The cost of passing equipment back through a reverse supply chain must be considered, and the feasibility of value being recovered can help identify the most cost-effective solutions for creating a circular business model5. Reverse logistics can increase operating costs as the transportation, warehousing and processing of returned equipment must be factored in6.

Inventory management of returned equipment must also be considered, the products must be stored until the most effective and appropriate sustainable method of disposal or repurposing can be applied.


Field engineer lifecycle management solutions

The engineer zero-to-landfill initiative and closed-loop PLM advocates for a sustainable model centred around minimising waste generation and maximising resource value.

This involves: 

  1. Strategic procurement and conception: Designing and selecting equipment with durability, recyclability, and minimal environmental impact in mind to maximise recoverability.
  2. Maintenance: Implementing proactive maintenance services to engineer equipment sales contracts to unlock value through equipment life extension.
  3. End-of-life management: Retain product ownership and establish efficient reverse logistics processes. Prioritise recycling, reusing or remanufacturing of components, or employing eco-friendly disposal methods like responsible dismantling and waste-to-energy conversion.
  4. Data-driven Insights: Leveraging data analytics to optimise inventory, predict maintenance needs, and identify opportunities for efficiency improvements. 


Benefits of lifecycle management in field engineer networks

Implementing Product Lifecycle Management and a business model focused on circularity in field engineer networks yields multifaceted benefits: 

  1. Environmental conservation: Reducing landfill waste and minimising resource depletion contributes to a healthier environment and a more sustainable business model.
  2. Value Creation: A circular economy business model and PLM solutions can extend the value of equipment or components.
  3. Active Commitment to Sustainability Goals: Implementing lifecycle management solutions can actively support the sustainability targets of the business and comply with legal regulations around environmental policies.
  4. Enhanced Reputation: Embracing sustainable practices enhances an organisation’s reputation and appeal to environmentally conscious stakeholders.

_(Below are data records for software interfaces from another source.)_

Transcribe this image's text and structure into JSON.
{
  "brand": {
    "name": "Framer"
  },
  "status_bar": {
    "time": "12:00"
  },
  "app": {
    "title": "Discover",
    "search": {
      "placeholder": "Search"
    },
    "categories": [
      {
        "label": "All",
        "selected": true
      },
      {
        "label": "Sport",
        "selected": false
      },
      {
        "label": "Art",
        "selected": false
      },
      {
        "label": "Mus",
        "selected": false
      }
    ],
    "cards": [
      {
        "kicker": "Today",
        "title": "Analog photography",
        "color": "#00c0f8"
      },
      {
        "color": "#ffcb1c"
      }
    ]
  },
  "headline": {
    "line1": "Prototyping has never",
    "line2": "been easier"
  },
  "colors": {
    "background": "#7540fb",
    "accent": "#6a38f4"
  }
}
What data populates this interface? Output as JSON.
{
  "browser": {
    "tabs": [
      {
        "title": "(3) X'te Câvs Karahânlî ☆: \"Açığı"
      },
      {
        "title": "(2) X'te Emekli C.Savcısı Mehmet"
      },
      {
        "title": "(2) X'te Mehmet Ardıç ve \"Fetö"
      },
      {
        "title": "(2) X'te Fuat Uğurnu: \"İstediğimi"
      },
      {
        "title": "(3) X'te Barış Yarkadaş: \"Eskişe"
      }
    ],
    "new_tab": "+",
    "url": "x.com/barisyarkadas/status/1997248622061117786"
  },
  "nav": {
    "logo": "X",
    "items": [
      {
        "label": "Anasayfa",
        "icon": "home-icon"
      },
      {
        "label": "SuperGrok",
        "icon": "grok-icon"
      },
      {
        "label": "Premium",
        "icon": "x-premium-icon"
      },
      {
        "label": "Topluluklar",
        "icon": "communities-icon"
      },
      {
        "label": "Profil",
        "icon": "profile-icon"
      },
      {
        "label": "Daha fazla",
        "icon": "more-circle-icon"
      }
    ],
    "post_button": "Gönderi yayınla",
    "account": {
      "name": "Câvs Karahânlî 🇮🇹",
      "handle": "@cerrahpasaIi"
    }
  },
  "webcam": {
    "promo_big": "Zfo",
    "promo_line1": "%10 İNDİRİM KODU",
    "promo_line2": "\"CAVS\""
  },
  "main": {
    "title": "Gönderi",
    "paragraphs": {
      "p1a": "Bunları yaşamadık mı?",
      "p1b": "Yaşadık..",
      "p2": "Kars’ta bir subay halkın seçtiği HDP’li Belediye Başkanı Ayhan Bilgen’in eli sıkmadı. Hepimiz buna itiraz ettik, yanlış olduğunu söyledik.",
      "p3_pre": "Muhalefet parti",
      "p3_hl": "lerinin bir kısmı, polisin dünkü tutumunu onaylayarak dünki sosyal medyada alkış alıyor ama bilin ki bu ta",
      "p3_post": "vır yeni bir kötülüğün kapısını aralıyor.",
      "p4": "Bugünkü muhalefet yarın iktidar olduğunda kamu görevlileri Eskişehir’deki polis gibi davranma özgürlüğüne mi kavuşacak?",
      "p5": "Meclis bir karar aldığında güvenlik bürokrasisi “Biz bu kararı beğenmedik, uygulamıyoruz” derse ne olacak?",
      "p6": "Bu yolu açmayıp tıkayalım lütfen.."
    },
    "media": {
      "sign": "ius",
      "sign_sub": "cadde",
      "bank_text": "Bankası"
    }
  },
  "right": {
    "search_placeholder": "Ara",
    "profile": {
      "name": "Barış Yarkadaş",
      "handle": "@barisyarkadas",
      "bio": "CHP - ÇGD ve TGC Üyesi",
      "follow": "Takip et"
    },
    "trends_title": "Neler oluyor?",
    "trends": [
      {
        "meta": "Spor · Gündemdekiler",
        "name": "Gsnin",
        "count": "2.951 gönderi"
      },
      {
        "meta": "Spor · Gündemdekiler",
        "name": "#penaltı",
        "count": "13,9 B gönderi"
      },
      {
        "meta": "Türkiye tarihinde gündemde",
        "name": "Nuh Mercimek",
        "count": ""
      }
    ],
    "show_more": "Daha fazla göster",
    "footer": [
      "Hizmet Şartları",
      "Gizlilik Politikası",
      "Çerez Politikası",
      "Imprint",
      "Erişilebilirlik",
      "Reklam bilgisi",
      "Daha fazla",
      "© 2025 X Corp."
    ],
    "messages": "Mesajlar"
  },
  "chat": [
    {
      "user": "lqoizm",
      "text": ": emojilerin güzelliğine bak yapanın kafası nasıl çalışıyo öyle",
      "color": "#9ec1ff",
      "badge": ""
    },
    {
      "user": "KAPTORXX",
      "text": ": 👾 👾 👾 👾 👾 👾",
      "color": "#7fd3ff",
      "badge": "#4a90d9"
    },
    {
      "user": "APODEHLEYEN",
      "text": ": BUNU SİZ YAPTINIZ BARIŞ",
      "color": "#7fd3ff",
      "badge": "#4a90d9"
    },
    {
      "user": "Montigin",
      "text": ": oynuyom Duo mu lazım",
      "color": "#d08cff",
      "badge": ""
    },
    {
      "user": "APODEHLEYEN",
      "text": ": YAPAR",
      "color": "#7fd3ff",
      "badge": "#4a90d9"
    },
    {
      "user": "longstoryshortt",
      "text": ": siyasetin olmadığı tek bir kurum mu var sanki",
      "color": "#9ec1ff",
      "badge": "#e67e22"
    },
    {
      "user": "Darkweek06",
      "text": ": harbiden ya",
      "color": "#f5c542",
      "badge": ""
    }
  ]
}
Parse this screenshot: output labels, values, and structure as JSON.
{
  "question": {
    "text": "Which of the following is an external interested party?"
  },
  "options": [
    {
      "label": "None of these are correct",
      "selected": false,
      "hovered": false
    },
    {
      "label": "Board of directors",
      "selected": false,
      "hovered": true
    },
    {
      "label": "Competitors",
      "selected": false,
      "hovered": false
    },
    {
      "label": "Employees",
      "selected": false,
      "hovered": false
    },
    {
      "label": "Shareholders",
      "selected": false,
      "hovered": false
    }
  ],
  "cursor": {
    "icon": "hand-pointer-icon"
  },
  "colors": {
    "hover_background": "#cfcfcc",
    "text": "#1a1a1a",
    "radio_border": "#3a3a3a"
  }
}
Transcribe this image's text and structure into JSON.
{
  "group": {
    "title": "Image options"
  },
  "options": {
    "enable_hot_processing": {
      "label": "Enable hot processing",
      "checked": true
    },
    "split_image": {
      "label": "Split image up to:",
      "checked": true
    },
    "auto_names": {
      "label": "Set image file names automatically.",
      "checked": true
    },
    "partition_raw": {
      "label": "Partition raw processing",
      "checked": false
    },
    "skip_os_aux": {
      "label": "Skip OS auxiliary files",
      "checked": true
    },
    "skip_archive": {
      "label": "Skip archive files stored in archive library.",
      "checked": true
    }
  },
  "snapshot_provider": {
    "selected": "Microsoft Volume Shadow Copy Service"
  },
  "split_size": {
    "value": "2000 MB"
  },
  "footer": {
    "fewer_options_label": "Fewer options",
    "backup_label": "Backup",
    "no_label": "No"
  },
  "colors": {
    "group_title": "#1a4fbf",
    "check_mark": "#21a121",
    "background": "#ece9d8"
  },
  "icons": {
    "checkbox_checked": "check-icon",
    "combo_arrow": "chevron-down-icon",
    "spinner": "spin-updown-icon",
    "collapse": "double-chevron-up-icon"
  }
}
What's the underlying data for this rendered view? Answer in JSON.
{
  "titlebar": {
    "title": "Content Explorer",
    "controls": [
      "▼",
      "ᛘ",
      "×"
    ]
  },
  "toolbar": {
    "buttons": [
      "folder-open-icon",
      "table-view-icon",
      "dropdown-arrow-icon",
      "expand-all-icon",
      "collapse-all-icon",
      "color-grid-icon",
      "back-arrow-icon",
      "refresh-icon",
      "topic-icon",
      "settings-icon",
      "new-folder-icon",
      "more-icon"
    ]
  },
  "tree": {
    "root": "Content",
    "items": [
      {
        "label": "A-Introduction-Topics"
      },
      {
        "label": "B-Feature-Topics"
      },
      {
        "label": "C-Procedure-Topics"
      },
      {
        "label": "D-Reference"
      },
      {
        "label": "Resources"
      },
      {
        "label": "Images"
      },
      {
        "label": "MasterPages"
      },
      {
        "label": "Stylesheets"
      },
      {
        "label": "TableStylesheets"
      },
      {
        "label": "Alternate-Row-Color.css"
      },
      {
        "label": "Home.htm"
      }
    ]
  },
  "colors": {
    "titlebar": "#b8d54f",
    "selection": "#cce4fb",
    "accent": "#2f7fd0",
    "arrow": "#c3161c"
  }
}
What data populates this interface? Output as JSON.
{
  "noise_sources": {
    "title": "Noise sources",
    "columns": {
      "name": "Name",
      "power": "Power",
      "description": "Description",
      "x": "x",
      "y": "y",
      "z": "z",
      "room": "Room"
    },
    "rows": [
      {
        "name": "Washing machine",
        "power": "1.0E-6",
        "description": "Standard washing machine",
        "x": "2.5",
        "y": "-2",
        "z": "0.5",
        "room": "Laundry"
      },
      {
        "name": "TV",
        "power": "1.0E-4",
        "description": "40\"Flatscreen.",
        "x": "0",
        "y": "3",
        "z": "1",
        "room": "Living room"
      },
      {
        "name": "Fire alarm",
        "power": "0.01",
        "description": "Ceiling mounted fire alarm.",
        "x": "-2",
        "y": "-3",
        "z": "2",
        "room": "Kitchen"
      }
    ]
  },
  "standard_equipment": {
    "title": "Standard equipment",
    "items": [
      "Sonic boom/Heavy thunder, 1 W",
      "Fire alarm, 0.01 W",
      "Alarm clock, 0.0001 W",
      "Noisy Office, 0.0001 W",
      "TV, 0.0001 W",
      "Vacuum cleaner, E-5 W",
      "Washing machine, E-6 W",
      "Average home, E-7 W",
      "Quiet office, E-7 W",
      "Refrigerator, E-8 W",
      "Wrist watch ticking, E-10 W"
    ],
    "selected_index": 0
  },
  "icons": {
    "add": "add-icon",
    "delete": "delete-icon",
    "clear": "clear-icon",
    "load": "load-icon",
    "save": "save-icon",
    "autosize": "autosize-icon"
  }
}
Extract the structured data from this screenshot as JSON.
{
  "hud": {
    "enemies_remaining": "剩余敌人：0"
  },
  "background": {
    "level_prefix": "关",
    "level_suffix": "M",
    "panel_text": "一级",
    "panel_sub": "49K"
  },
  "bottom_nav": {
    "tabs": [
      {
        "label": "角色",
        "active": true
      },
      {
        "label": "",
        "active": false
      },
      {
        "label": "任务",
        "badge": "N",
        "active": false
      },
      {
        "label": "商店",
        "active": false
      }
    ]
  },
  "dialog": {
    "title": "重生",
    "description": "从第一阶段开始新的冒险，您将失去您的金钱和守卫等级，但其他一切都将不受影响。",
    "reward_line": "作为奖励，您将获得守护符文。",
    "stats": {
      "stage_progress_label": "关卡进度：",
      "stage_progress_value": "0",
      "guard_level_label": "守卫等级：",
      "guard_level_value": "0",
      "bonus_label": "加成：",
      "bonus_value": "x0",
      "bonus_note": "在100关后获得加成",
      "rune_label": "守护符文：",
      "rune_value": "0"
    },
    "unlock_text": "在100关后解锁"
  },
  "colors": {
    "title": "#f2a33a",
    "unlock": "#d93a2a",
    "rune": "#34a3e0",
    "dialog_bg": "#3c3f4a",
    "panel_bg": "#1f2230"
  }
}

Transitioning to a closed-loop model requires concerted efforts, including cultural shifts within organisations, investments in technology, industry-wide collaboration and process transformations. Overcoming resistance to change, ensuring compatibility with existing infrastructures, and navigating regulatory landscapes pose ongoing challenges. 

However, with growing awareness and advancements in sustainable solutions, the circular economy model holds promise for revolutionising the sustainability of field engineer networks, creating a more environmentally responsible industry. Closed-loop PLM aims to prioritise sustainability, minimise waste generation, and maximise the value of equipment and its components.


  1. G. Itskos, N. Nikolopoulos, D.-S. Kourkoumpas, A. Koutsianos, I. Violidakis, P. Drosatos and P. Grammelis – Chapter 6 – Energy and the Environment – 2016
  2. Dennis Vegter, Jos van Hillegersberg and Matthias Olthaar – Supply chains in circular business models: processes and performance objectives, Resources, Conservation and Recycling – 2020
  3. Maisam Abbasi and Fredrik Nilsson – Developing environmentally sustainable logistics: Exploring themes and challenges from a logistics service providers’ perspective – July 2016
  4. Department for Environment, Food & Rural Affairs and Environment Agency – Our waste, our resources: a strategy for England – December 2018
  5. Atalay Atasu, Céline Dumas, and Luk N. Van Wassenhove – The Circular Business Model – July – August 2021
  6. Netish Sharma – Navigating the Challenges of High Costs in Reverse Logistics and Product Returns – September 2023